And what a denouement it was, there were some liberties taken with logic particularly in the notion that thousands or millions of Daleks and Cybermen could be pulled into the breach so tidily with the Doctor and Rose hanging feet away from them and not even getting nudged, but the epic edge of the seat nature of it made that easily forgivable. For a moment as the realisation that Rose could possibly die for real seemed a possibility, we saw the full extent of the Doctor’s emotional anguish. David Tennant’s characterisation has at times been a little too flippant for my liking, but in these final scenes he proved he has the full dramatic range needed to portray a really great doctor and I hope he will tone down the smart arse aspect of the character down a bit in season 3.
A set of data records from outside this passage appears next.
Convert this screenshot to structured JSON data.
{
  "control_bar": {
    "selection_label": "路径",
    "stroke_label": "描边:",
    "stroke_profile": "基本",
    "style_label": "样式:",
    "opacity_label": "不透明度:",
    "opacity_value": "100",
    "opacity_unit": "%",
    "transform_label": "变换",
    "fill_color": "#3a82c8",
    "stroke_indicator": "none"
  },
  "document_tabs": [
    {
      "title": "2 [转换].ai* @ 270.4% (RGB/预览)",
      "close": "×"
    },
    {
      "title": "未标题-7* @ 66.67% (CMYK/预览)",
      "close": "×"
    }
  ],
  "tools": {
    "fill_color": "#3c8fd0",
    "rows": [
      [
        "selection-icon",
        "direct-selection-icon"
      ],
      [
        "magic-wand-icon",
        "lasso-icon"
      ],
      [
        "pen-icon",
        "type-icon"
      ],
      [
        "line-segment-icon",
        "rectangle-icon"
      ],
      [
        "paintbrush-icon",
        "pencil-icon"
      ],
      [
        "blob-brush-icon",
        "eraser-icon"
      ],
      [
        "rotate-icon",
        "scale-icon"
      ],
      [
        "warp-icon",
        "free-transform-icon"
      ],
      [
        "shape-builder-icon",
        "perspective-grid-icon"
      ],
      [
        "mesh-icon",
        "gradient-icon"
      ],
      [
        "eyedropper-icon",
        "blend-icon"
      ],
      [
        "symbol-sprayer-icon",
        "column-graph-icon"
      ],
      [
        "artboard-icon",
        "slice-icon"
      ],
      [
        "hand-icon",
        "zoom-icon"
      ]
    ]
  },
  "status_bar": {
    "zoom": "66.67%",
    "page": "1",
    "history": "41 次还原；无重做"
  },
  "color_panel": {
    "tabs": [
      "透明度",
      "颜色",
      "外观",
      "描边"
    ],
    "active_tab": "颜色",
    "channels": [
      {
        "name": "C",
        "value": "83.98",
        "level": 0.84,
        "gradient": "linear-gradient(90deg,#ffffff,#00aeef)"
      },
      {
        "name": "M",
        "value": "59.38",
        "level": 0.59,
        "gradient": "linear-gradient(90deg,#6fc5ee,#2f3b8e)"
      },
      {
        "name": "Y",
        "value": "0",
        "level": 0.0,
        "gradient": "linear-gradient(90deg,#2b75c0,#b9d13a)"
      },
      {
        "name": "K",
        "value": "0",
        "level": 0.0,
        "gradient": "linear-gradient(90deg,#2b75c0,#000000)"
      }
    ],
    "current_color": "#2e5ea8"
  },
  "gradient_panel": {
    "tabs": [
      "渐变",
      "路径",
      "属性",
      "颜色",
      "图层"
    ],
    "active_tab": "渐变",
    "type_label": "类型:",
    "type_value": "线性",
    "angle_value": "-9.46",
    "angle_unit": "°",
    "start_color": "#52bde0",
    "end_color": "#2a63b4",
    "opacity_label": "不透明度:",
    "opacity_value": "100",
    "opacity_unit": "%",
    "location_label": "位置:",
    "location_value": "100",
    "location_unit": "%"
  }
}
And so that was it, another 13 weeks of Who gone far too quickly, and while a backlash against the series seems to have developed in some quarters, hopefully this episode will silence any critics, far from running out of steam as some seem to suggest, this story proved that when they put their minds to it Doctor who can still weave that magic. The season hasn’t been perfect, but has built on many of the strengths of last year while discarding some of the weaknesses. There hasn’t been any episode anywhere near as embarrassing as Aliens of London or Boomtown, and even some of the quieter stories such as Fear Her or Girl in The Fireplace have been far more memorable than the likes of The Long Game. The season arc has also payed off better than last years Bad Wolf and while the Torchwood references were sometimes a little overbearing, one can see with hindsight in stories such as School Reunion or the Girl in the Fireplace that the signposts were there for the Doctor and Rose’s parting. I think next year possibly needs to see a move away from earth, I have started to hear a lot of comments made that a series about space and time travel seems to end up on present day earth with alarming frequency. Impossible Planet proved it could be done, so more alien planets please.

I wasn’t quite what to make of the ending, obviously it was designed to surprise the audience who probably expected the episode to go out on a melancholy shot of the Doctor. It certainly did its job in providing an unexpected twist, but somehow fudged the cliffhanger with the puzzled exchange between the Doctor and the Bride not quite hitting the mark. We all know now that Catherine Tate is not the new companion, but I wonder how many people would have fell for the idea, if they had kept the announcement of Freema Agyeman back for a bit longer.

So all in all a hearty well done to all involved in this story, and particularly to Russell T Davies who when he pulls out all the stops can create some truly astonishing television, he is not too great at atmosphere or plotting , and has a sensibility which veers too much towards camp for my liking, but when he imagines Doctor Who as a sweeping blockbuster epic with action and emotion to match, nobody does it better.

FILTER: - Television - Series 2/28 - Tenth Doctor